Sphingosine 1-phosphate inhibits migration of RBL-2H3 cells via S1P2: cross-talk between platelets and mast cells.
To analyze the involvement in allergic reactions of platelets and sphingosine 1-phosphate (Sph-1-P), a lysophospholipid mediator released from activated platelets, the effects of Sph-1-P and a supernatant prepared from activated platelets on mast cell line RBL-2H3 were examined. Sph-1-P strongly inhibited the migration of both non-stimulated and fibronectin-stimulated RBL-2H3 cells, which was reversed by JTE-013, a specific antagonist of G protein-coupled Sph-1-P receptor S1P(2); S1P(2) was confirmed to be expressed in these cells.
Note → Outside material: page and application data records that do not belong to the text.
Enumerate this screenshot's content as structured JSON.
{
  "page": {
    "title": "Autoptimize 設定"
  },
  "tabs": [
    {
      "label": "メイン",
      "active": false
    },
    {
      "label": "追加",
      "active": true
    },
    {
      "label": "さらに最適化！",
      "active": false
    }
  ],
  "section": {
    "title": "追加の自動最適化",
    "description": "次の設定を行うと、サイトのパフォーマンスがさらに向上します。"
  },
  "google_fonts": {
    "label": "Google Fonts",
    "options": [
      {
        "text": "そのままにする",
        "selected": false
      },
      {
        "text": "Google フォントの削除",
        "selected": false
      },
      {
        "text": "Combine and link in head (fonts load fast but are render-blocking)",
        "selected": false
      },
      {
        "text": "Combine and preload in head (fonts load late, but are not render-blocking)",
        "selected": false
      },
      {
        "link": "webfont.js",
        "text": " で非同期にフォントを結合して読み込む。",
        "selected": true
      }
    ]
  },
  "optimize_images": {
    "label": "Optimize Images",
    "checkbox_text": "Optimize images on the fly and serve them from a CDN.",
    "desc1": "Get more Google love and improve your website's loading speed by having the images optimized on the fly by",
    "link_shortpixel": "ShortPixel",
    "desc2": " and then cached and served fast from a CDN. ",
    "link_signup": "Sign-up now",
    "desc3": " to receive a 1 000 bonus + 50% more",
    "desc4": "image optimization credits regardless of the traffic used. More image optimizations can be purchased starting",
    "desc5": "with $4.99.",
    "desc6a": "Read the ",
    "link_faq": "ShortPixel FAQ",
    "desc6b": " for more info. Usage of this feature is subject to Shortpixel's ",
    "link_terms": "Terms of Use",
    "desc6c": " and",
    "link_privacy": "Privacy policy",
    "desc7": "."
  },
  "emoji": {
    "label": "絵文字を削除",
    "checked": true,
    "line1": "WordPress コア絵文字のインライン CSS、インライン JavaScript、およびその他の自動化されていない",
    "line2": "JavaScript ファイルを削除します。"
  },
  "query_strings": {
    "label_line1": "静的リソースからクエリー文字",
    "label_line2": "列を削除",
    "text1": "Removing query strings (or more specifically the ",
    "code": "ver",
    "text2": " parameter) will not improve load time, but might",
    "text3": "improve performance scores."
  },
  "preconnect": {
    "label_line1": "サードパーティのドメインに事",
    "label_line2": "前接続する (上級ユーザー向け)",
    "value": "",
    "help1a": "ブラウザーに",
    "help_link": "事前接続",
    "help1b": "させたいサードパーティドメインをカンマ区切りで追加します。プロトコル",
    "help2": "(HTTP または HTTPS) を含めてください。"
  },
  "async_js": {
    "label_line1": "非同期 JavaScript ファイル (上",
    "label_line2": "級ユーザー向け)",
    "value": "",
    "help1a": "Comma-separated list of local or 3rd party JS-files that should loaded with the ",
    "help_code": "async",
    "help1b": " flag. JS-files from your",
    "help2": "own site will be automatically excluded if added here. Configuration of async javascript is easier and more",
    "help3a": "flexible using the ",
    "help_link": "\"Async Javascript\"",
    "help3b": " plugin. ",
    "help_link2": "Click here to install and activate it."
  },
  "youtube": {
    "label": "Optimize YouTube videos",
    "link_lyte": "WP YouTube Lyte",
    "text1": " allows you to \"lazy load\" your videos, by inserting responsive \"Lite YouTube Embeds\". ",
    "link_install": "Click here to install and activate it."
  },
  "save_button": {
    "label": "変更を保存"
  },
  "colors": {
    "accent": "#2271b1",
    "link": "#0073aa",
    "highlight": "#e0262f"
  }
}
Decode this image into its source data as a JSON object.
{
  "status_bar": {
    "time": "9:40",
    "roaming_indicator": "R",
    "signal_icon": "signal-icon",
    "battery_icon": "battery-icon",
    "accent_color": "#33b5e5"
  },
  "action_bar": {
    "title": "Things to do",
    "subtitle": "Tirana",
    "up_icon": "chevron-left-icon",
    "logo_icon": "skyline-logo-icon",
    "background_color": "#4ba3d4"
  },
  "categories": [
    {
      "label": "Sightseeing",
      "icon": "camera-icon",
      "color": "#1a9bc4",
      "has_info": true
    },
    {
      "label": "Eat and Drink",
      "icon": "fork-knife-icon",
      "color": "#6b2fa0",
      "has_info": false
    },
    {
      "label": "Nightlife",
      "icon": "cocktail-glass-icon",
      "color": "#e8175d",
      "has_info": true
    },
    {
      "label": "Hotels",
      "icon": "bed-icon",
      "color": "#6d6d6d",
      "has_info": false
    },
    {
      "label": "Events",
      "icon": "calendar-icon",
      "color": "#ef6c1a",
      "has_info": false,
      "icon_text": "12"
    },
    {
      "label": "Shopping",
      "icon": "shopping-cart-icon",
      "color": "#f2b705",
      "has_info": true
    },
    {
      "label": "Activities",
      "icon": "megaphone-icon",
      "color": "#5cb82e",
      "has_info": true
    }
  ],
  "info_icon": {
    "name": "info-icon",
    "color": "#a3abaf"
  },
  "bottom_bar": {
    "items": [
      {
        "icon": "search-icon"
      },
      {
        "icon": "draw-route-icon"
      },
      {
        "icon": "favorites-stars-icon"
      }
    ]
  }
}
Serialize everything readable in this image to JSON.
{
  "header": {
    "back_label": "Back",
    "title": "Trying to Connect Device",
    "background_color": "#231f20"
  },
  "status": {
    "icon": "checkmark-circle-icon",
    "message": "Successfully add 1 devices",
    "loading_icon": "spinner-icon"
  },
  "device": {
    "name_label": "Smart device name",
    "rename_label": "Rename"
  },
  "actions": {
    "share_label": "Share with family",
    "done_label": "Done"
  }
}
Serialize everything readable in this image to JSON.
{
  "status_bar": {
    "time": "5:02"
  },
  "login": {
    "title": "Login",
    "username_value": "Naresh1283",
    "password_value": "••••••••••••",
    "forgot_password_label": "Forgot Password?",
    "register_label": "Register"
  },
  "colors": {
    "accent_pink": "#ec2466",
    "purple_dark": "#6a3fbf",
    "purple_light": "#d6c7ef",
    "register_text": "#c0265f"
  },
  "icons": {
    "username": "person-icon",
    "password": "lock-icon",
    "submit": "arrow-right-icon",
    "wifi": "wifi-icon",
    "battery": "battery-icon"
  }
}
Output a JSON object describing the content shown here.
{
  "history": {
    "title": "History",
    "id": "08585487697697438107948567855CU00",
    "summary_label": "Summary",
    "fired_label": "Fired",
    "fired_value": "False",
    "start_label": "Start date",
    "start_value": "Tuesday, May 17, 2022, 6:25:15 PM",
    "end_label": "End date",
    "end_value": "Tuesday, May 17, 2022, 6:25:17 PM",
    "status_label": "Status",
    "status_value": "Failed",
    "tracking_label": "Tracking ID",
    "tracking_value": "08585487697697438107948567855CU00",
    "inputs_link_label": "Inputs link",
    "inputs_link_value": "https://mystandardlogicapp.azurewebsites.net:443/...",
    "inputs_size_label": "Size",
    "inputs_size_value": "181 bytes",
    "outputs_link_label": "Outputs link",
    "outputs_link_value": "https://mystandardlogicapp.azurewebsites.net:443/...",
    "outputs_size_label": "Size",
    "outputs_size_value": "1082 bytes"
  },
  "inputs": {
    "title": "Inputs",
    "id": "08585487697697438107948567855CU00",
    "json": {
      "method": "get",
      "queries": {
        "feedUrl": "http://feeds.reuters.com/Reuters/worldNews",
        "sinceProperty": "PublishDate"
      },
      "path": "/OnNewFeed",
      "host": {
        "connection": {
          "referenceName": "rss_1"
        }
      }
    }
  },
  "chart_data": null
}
A similar anti-motility effect of Sph-1-P was observed in a phagokinetic assay. Consistent with these results, treatment of RBL-2H3 cells with Sph-1-P resulted in a rounded cell morphology, which was blocked by JTE-013. Under the present conditions, Sph-1-P failed to induce intracellular Ca(2+) mobilization or histamine degranulation, responses postulated to be elicited by intracellular Sph-1-P. Importantly, the Sph-1-P effect, i.e., the regulation of RBL-2H3 cell motility, was mimicked by the supernatant (both with and without boiling) prepared from activated platelets, and this effect of the supernatant was also blocked by JTE-013. Our results suggest that the motility of mast cells can be regulated by Sph-1-P and also platelets (which release Sph-1-P), via cell surface receptor S1P(2) (not through intracellular Sph-1-P actions, postulated previously in the same cells). (+info)